As with any herb or supplement, side effects should be thoroughly researched. Catnip tea has fairly mild side effects for most individuals, but this is not universal. Common side effects include:
- Pregnancy and breastfeeding – Pregnant and breastfeeding women should completely avoid any consumption of catnip. It is used to start menstruation, meaning it can stimulate the uterus and unwanted abortion can occur. The side effects for babies is not clear. Therefore it is best to err on the side of caution when breastfeeding.
- Babies and children – There is very little reliable scientific information regarding the safety of catnip when given to children. However, catnip is commonly used to treat colic in infants
- Prescription Medications – There are no none medications that interact negatively with catnip, excluding the sedatives used for surgical anesthesia. Catnip increases the effects of anesthesia on the central nervous system and may slow down these functions too much. Always stop taking catnip tea at least 2 weeks before surgery.
- Pelvic Inflammatory Disease – Women with PID should avoid catnip, as it can cause menstruation to start.
- Menorrhagia – Catnip may make this condition worse by increasing heavy bleeding.
- General – Some people have reported headaches and general malaise when using catnip or catnip tea. Catnip in very large doses can cause vomiting and a feeling of being ill.
Dosage And How to Make Catnip Tea
While there are no scientific standards regarding catnip dosage, the traditional dose to produce a sedative effect is 4 grams. Most often, tea drinkers use approximately 1 teaspoon of dried catnip per cup of tea.
To make catnip tea, heat water to approximately 175 degrees Fahrenheit. This is about the temperature when tiny bubbles start to form on the bottom of the pan or kettle. Remove the water from the heat source, pour it over the catnip tea and cover. Infuse for approximately 5 minutes. Add natural sweetener or garnishes as desired and enjoy.
Catnip Tea Tips
When making catnip tea, it’s important not to let the tea steep for more than 5 minutes, as the bitter undertone can become too strong. It’s also important not to use boiling water when making a catnip infusion or tea, as this also results in a fairly bitter taste. Also, for skin hives or inflammation, using a warm tea bag as a poultice can help alleviate this issue.
Where to Buy Catnip Tea?
Catnip tea is readily available in most tea specialty shops, organic health food stores and online. Celebration Herbals offers a wonderful organic catnip tea, as does Alvita and Earth Wise Organics. Other wonderful choices include Traditional Medicinals and Tea Haven.
Who Can Benefit From Catnip Tea?
Most people suffering from insomnia can benefit from a cup of catnip tea before bedtime. Individuals with indigestion, those suffering from the common cold, infants with colic (very small doses), those with intestinal cramping or individuals who enjoy the relaxing effects of the tea. Most Americans live high-stress lifestyles and often juggle family, work and school. A cup of catnip is a wonderful way to begin a yoga session or experience a natural calm.

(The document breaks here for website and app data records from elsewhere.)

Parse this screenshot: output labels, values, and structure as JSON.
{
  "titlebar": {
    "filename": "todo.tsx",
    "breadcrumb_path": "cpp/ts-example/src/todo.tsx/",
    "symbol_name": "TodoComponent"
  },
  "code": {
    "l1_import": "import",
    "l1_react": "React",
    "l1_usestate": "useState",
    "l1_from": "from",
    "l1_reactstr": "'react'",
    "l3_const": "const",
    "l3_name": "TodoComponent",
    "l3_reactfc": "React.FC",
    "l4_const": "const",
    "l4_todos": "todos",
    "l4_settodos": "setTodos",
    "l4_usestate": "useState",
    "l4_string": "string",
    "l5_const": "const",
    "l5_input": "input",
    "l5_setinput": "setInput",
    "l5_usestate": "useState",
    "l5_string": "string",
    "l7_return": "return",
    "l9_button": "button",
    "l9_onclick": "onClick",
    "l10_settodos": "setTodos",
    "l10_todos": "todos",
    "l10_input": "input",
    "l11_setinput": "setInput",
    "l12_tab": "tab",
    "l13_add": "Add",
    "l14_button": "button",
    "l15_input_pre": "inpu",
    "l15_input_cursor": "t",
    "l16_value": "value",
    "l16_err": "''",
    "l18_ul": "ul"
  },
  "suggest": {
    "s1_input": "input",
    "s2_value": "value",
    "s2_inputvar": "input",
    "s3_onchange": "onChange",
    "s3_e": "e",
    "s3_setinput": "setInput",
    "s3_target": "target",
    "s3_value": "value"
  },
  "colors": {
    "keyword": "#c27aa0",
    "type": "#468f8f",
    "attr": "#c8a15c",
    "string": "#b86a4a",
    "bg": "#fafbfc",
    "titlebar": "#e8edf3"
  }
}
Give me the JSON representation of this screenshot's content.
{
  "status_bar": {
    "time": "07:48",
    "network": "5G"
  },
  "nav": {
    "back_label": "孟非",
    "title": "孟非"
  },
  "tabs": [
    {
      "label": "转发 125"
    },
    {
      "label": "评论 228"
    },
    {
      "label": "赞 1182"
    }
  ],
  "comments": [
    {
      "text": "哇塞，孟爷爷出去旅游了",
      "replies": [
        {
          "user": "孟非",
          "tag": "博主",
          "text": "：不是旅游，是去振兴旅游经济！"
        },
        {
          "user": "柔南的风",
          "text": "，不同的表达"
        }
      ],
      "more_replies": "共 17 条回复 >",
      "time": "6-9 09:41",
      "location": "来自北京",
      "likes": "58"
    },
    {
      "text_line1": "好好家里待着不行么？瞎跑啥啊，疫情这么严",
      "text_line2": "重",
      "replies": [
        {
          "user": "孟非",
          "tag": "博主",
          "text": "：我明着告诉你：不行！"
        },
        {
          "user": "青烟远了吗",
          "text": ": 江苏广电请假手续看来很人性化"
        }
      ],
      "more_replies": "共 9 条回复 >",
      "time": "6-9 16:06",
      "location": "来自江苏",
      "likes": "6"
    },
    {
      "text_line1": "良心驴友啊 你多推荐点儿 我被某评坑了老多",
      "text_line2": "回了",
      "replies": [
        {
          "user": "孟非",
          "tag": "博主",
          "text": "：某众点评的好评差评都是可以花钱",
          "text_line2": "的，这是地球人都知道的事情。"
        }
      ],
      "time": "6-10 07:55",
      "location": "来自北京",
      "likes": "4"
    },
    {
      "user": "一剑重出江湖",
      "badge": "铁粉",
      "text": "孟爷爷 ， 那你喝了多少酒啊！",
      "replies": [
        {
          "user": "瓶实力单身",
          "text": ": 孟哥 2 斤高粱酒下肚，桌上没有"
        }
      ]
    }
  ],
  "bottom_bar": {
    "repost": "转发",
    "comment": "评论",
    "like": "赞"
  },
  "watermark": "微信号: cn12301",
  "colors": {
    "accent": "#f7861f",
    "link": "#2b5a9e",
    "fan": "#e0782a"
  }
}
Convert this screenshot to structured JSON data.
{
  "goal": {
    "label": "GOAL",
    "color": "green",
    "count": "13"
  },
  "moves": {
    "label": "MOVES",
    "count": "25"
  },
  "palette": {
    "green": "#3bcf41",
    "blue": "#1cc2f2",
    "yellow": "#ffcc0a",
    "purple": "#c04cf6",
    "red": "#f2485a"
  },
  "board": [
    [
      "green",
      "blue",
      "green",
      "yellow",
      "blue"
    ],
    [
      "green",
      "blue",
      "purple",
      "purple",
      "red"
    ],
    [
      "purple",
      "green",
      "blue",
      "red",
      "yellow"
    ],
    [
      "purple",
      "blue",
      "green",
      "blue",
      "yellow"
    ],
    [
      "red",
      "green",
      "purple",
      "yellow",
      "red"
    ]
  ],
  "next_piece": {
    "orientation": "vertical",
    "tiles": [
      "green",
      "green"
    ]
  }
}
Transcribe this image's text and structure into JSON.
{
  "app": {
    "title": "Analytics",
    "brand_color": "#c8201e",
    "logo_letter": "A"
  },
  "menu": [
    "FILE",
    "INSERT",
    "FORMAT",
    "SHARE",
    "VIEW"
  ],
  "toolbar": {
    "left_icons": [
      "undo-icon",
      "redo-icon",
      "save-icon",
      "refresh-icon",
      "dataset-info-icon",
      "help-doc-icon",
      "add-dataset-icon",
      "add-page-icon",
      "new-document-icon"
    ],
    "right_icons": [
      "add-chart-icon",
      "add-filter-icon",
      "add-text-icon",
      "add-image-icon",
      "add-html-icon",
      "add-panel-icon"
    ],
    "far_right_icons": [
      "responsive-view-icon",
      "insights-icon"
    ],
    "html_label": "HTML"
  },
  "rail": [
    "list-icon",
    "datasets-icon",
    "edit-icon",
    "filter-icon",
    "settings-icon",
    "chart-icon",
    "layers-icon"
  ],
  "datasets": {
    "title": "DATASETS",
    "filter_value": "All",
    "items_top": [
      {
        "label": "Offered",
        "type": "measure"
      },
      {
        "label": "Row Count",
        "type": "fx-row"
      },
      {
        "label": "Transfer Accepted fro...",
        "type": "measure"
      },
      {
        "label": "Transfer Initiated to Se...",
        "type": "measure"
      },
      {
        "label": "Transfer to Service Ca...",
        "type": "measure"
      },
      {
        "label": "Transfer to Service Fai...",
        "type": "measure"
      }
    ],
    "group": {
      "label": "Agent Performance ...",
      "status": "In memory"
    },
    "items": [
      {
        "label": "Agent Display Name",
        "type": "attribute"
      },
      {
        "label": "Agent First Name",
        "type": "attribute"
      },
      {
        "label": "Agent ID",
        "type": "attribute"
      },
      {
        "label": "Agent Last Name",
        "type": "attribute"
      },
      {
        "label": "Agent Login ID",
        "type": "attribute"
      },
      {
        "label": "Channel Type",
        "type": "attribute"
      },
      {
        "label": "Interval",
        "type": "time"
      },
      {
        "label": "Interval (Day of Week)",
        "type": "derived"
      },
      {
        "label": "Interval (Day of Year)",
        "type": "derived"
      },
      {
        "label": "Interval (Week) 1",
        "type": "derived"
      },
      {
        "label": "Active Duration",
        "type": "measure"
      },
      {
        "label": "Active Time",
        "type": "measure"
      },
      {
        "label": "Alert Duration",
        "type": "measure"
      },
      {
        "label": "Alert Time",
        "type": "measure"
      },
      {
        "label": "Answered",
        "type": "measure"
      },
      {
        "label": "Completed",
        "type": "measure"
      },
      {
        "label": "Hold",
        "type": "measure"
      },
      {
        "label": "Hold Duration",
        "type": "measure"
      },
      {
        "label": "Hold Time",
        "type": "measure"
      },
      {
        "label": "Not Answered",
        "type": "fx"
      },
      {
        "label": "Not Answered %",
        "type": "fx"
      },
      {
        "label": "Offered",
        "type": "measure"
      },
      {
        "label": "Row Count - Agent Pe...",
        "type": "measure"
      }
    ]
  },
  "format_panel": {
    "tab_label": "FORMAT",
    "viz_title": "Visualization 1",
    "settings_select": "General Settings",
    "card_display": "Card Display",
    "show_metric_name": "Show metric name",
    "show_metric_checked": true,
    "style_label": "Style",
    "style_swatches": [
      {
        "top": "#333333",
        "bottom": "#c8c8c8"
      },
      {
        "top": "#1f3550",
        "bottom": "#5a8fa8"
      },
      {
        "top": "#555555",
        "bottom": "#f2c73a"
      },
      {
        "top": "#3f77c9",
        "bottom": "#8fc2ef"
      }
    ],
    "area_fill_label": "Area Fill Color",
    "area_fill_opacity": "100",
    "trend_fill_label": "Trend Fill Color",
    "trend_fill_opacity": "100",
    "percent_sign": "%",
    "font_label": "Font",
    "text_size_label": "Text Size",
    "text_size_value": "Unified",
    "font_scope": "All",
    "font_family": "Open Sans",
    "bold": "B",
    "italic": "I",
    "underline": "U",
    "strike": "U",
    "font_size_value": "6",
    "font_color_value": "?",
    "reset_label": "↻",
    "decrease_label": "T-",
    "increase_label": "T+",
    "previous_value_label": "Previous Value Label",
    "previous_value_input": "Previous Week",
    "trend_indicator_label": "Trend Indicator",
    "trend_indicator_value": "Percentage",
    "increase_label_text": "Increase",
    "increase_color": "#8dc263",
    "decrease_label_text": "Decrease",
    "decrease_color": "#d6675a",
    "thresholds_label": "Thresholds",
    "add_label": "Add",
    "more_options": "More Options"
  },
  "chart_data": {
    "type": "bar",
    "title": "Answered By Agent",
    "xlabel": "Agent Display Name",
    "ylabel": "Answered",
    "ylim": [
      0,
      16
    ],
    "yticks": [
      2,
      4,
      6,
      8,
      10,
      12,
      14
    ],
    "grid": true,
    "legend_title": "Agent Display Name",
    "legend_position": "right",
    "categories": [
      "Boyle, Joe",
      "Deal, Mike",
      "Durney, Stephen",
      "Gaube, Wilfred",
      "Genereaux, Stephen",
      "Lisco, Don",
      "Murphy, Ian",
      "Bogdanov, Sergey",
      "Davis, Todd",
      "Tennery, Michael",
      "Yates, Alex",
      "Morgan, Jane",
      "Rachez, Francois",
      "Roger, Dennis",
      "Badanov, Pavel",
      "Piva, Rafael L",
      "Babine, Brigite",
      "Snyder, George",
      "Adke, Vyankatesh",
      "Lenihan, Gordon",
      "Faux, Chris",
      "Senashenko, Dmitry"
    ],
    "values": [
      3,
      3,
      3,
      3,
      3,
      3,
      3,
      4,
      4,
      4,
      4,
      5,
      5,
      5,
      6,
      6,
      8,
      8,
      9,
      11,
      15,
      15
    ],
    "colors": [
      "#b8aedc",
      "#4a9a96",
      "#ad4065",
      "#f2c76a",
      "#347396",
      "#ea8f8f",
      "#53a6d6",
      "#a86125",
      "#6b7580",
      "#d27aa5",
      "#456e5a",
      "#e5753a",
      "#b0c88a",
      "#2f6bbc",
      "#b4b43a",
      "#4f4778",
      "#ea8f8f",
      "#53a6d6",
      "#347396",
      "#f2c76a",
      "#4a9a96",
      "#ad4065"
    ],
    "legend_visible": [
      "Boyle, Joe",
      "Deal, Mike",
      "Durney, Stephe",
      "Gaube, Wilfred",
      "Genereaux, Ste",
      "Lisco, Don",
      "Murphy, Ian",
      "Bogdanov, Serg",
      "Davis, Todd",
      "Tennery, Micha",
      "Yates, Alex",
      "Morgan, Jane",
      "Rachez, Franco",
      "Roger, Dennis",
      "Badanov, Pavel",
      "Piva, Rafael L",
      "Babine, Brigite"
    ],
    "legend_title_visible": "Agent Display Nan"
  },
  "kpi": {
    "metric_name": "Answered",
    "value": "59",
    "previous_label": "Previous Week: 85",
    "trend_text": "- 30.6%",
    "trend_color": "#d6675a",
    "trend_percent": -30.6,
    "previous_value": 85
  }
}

What We Like About This Herbal Tea
Overall, catnip tea is a wonderful tea to have on hand. Most people experience issues like insomnia or indigestion at some point, and catnip tea is a healthy alternative to pharmaceuticals. The taste is fabulous when the tea is made correctly. We see why cats go over the moon for this minty herb. The only downside to catnip is that pregnant women can’t use it. After all, pregnancy and indigestion often go hand in hand.
Did You Know?
- Catnip is thought to bring good luck and positive energy.
- Giving catnip to a cat is believed to create a physic bond between the pet and person.
- In ancient times it was thought that mixing catnip with dragon’s blood would rid one of bad habits.
- In the 1960’s, catnip was smoked to reportedly produce a kind of “high” or euphoria.
- Chewing on the root of catnip was a tradition in England among executioners before a beheading.